Out of the six most-voted for novels, only two of them were on the shortlist the jury actually chose which just goes to show, yet again, that it is a challenging award to second-guess. Of the actual list, The Dervish House received 40 guesses, Zoo City 30, Lightborn 14, Monsters of Men 4, Generosity 3, and only one person thought that perhaps Declare, originally published a decade earlier in the US, might make it onto the shortlist. I suspect that most people didn’t necessarily vote for what they would personally have nominated for the award (based on what they have read in the last year) but the books which, thanks to buzz and pre-existing awards and nominations, seemed most likely to be respected by other people. Not that there isn’t overlap between the two categories!
Of all the entries in last week’s contest, no one guessed the whole shortlist. No one even guessed five out of the six books. Three different people, however, submitted guesses which correctly identified four of the books which were on the actual shortlist: Niall, Lal, and Kev McVeigh. Good instincts, all of you, and congratulations on getting more right than everyone else who entered the contest!

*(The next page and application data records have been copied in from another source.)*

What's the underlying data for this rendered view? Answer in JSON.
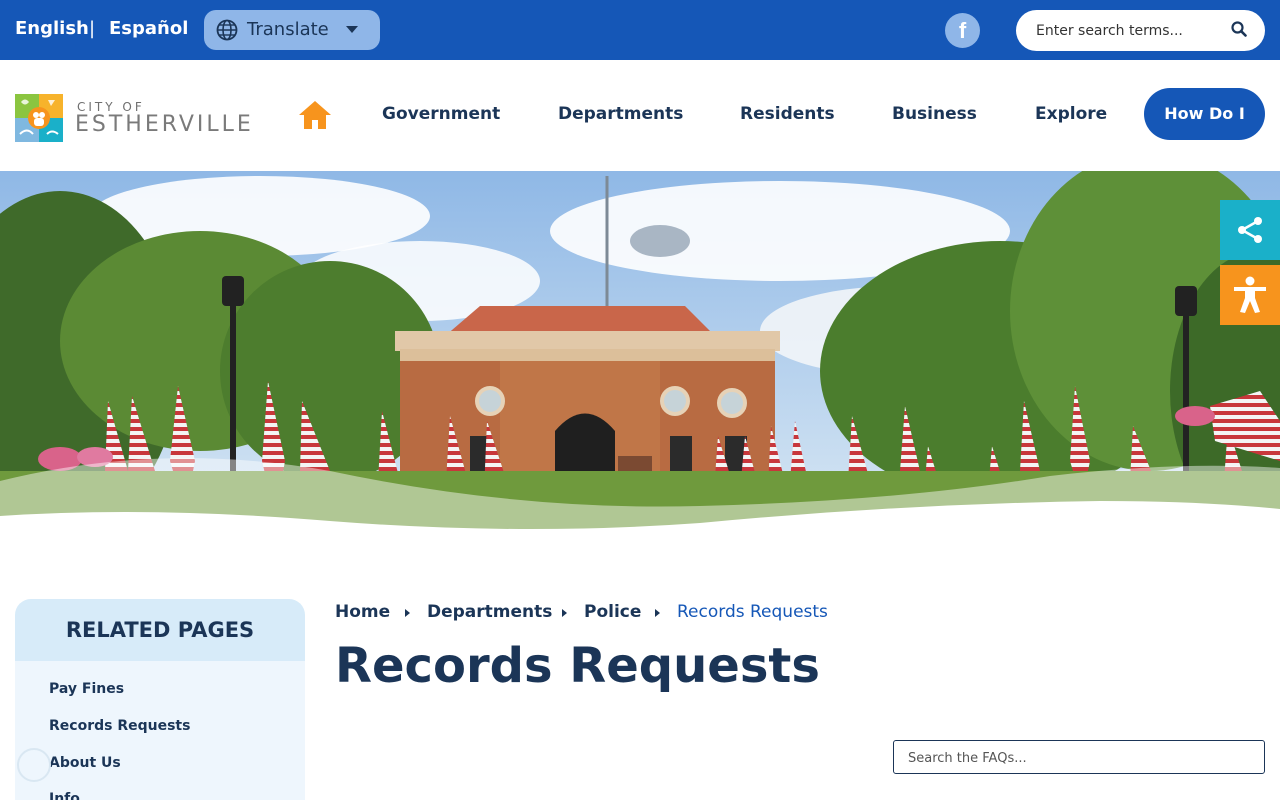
{
  "topbar": {
    "languages": [
      "English",
      "Español"
    ],
    "separator": "|",
    "translate_label": "Translate",
    "search_placeholder": "Enter search terms..."
  },
  "logo": {
    "line1": "CITY OF",
    "line2": "ESTHERVILLE"
  },
  "nav": {
    "items": [
      "Government",
      "Departments",
      "Residents",
      "Business",
      "Explore"
    ],
    "cta": "How Do I"
  },
  "breadcrumb": [
    "Home",
    "Departments",
    "Police",
    "Records Requests"
  ],
  "page_title": "Records Requests",
  "sidebar": {
    "heading": "RELATED PAGES",
    "links": [
      "Pay Fines",
      "Records Requests",
      "About Us",
      "Info"
    ]
  },
  "faq_search_placeholder": "Search the FAQs...",
  "icons": {
    "home": "home-icon",
    "globe": "globe-icon",
    "facebook": "facebook-icon",
    "search": "search-icon",
    "share": "share-icon",
    "accessibility": "accessibility-icon"
  },
  "colors": {
    "primary_blue": "#1557b7",
    "dark_navy": "#1b3557",
    "accent_orange": "#f7941d",
    "share_teal": "#1ab0c9",
    "sidebar_bg": "#d7ebf9"
  }
}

With a three-way tie and only one set of prizes, our contest judge, Clarke Award Director Tom Hunter, put all three names into a hat and had an independent assistant blindly pull one of the slips of paper out of it.

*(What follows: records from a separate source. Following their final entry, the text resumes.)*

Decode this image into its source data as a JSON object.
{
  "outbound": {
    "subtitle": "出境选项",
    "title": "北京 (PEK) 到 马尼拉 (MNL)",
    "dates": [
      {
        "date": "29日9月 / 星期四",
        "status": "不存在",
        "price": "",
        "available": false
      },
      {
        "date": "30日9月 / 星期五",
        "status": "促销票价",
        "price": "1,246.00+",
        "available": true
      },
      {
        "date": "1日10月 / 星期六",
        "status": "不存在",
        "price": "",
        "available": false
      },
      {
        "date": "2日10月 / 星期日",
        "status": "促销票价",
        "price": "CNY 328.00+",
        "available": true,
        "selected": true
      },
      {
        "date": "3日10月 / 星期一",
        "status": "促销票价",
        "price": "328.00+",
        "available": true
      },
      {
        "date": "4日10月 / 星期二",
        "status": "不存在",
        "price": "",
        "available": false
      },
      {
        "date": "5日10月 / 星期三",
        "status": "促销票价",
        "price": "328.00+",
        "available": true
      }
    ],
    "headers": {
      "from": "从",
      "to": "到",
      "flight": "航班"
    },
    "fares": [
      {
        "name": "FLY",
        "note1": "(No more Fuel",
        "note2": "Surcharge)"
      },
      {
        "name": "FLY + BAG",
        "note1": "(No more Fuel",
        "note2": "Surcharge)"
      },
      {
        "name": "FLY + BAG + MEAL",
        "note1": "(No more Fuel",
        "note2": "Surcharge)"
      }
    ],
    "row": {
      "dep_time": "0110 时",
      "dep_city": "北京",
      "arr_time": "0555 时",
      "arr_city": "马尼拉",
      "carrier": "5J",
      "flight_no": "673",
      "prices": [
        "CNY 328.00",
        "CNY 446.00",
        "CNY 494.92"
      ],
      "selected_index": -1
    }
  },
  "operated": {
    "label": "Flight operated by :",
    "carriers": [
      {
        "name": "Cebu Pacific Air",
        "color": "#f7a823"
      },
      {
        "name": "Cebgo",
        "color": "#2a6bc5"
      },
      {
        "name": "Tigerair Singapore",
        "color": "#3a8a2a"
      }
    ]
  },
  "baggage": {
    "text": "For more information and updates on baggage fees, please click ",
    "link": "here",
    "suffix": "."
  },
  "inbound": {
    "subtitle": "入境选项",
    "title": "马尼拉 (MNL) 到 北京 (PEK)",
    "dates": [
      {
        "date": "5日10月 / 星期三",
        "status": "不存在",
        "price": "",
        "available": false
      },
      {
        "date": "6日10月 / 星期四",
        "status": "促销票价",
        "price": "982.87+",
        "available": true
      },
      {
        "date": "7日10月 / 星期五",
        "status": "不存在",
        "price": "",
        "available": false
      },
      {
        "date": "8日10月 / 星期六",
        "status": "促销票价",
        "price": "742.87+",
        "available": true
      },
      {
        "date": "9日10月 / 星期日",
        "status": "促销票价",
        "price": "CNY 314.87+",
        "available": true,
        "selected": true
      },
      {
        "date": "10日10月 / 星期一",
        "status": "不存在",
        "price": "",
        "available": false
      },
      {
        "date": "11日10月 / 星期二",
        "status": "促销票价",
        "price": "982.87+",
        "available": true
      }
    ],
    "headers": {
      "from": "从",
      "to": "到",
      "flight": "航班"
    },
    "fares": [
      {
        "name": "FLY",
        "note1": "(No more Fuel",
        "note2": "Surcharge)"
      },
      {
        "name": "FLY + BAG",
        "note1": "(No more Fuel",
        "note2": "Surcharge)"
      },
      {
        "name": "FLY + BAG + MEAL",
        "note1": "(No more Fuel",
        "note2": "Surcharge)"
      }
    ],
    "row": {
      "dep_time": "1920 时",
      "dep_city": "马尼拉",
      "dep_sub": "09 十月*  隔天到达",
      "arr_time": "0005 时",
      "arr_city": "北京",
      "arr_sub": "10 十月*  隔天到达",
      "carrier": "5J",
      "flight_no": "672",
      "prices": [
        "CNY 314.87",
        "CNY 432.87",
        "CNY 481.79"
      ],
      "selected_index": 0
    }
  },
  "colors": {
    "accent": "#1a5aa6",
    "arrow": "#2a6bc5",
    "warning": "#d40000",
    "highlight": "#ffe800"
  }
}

And that is how we now have a winner of copies of all six of the short-listed books, plus a copy of the forthcoming anthology, Fables from the Fountain, edited by Ian Whates and being sold in honour of the Clarke Award’s twenty-fifth anniversary. The prizes were generously donated by the Clarke Award and NewCon Press.
And so – congratulations to Lal, our contest prize winner! Tom Hunter will be in touch with you soon if he has not already done so to arrange for prize delivery.